Background: Studies suggest that hip arthroplasty procedures performed in specialty hospitals or by physicians in practices with a high surgical volume are associated with a decreased rate of adverse outcomes related to component malpositioning. Little is known, however, about the influence of imageless computer navigation systems on the procedural experience of the surgeon and the subsequent alignment of implants in the setting of hip resurfacing arthroplasty.
Methods: Seventy-one consecutive hip resurfacing arthroplasties in which the components were placed with use of computer-assisted navigation were reviewed retrospectively. Intraoperative femoral and acetabular component parameters were compared with postoperative radiographic alignment values. Within this single surgeon series, operative time, intraoperative cup inclination and femoral stem-shaft angles, and postoperative cup inclination and femoral stem-shaft angles were measured and compared over the course of three discrete, sequential operative time periods. Patient demographic data and surgical parameters, including blood loss, surgical approach, and anesthesia time, were recorded.
Results: No significant difference was seen between the intraoperative and postoperative cup inclination angles. A significant difference was noted between the intraoperative and postoperative femoral stem-shaft angles; however, the mean angles in all groups had a valgus orientation when compared with the mean native neck angles. Over three sequential operative time periods, computer-assisted navigation produced consistent values with regard to intraoperative cup inclination (43°, 44°, and 40°) and postoperative radiographic alignment of the cup (46°, 44°, and 43°) and femoral stem (148°, 147°, and 144°), despite different levels of surgeon experience. Operative times significantly decreased with surgeon experience, showing the largest decrease after the first sequence interval (110, ninety-eight, and ninety-five minutes, respectively). There was a significant difference with evolving surgeon experience concerning intraoperative stem placement (144°, 142°, and 138°, respectively) despite the mean values remaining well-clustered. No femoral notching occurred throughout the series.

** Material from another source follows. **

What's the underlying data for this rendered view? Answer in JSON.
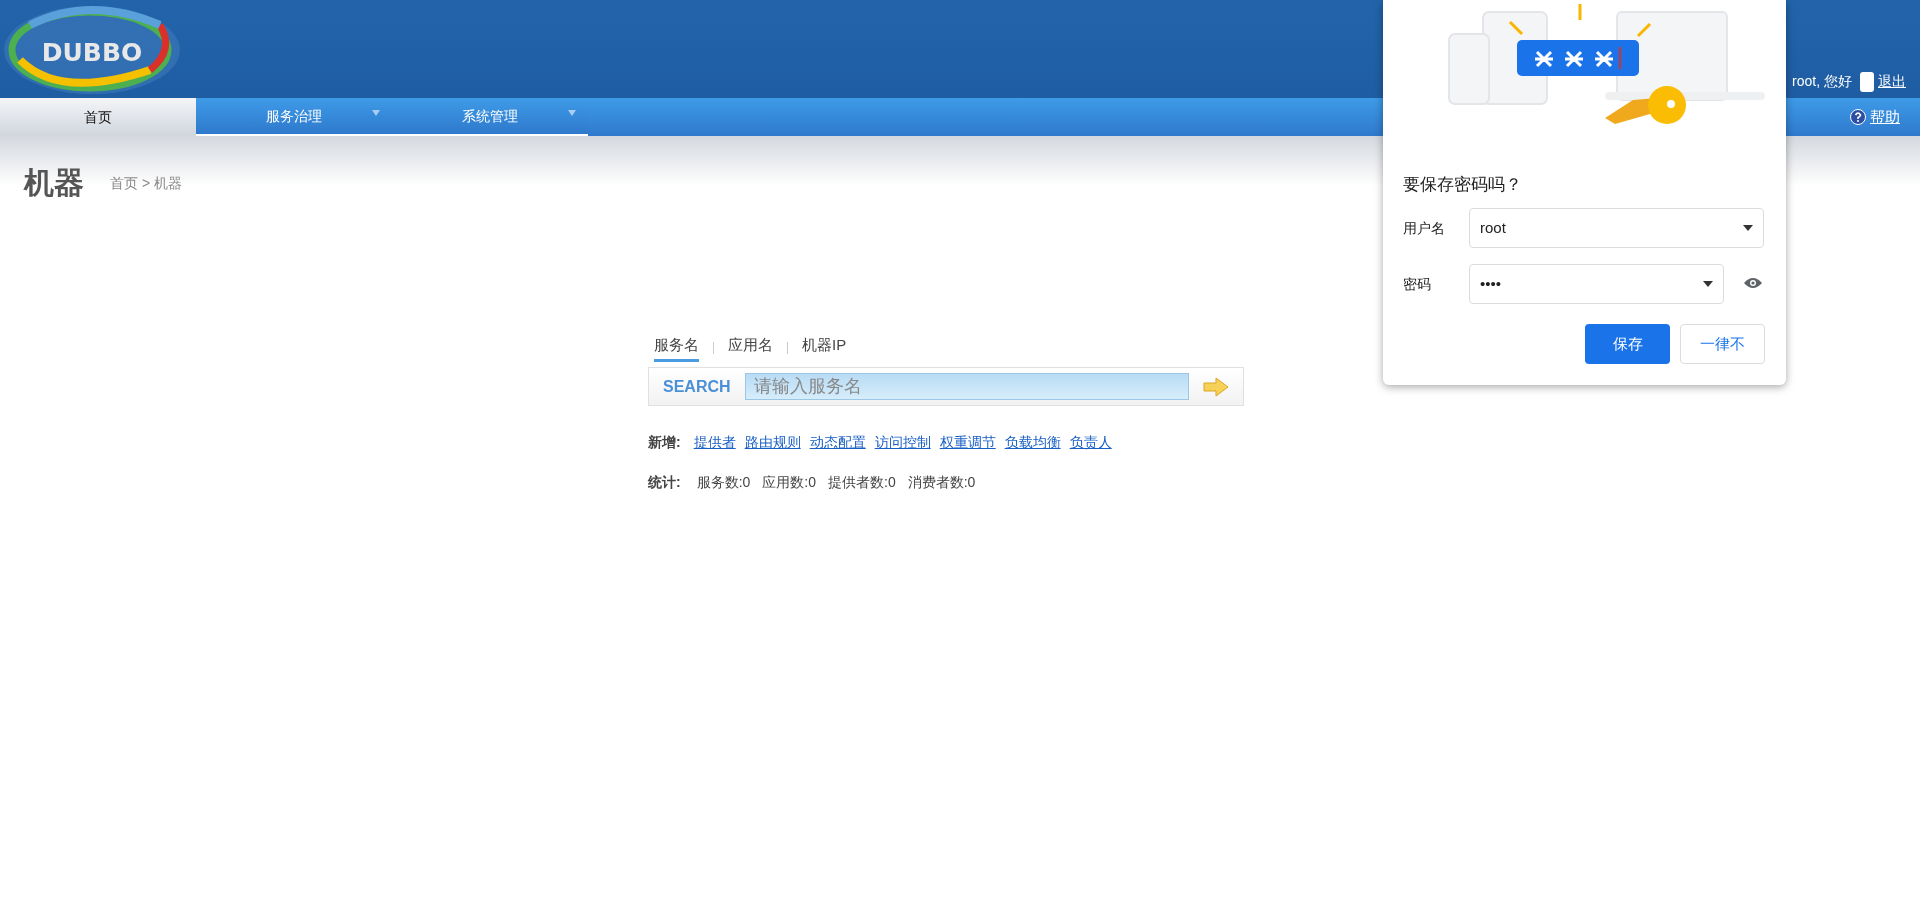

Conclusions: Computer-assisted navigation is a dependable and accurate method of positioning hip resurfacing components during arthroplasty, as measured by cup inclination, and a reliable technique for valgus stem placement and avoidance of notching. Furthermore, computer navigation allows for consistency of component alignment independent of procedural experience.

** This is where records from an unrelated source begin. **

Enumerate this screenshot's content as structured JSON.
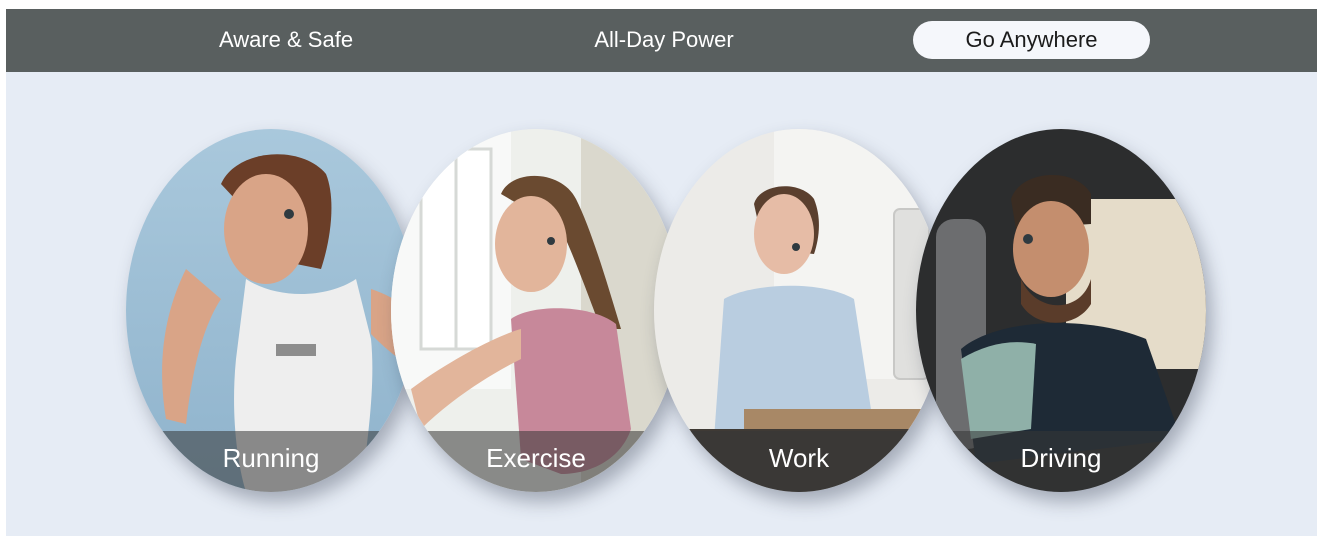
{
  "tabs": [
    {
      "label": "Aware & Safe",
      "active": false
    },
    {
      "label": "All-Day Power",
      "active": false
    },
    {
      "label": "Go Anywhere",
      "active": true
    }
  ],
  "cards": [
    {
      "label": "Running",
      "scene": "runner-in-tank-top-photo"
    },
    {
      "label": "Exercise",
      "scene": "woman-exercising-photo"
    },
    {
      "label": "Work",
      "scene": "woman-working-at-computer-photo"
    },
    {
      "label": "Driving",
      "scene": "man-driving-car-photo"
    }
  ],
  "colors": {
    "tab_bar": "#595f5f",
    "page_background": "#e6ecf5",
    "active_tab": "#f5f7fb",
    "caption_overlay": "rgba(55,55,55,0.55)"
  }
}
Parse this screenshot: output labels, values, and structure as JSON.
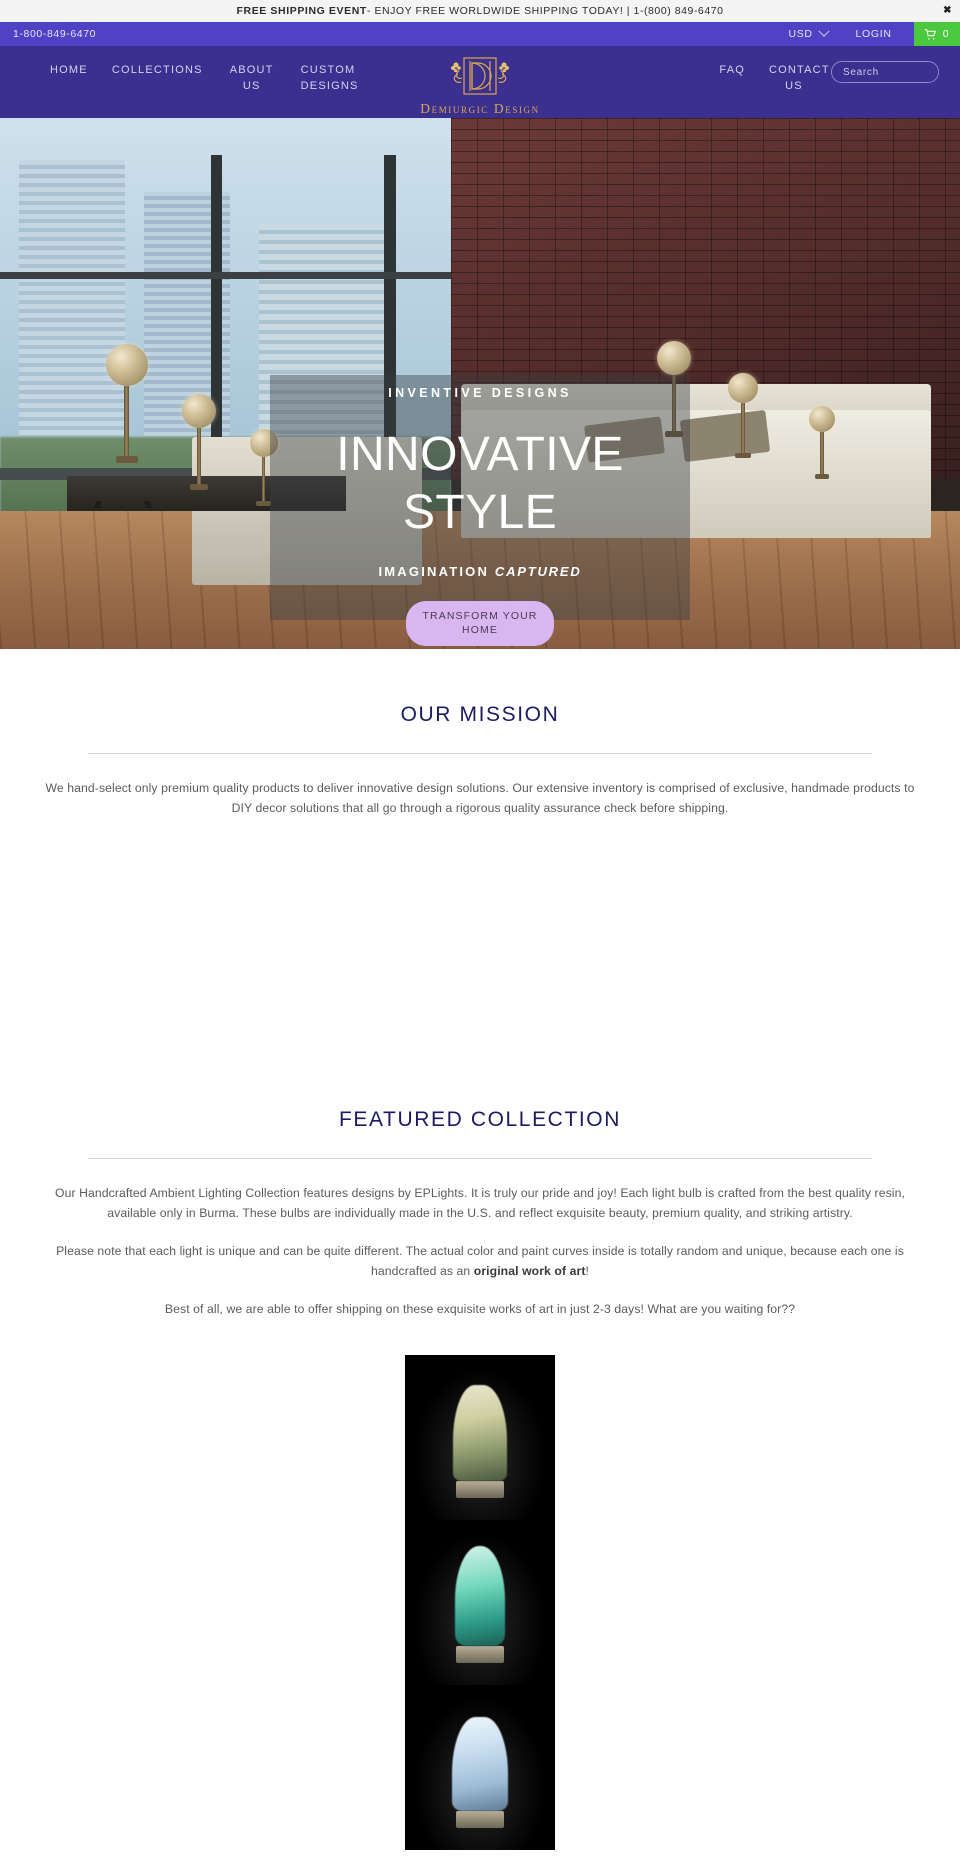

Level of Evidence: Therapeutic Level IV. See Instructions to Authors for a complete description of levels of evidence.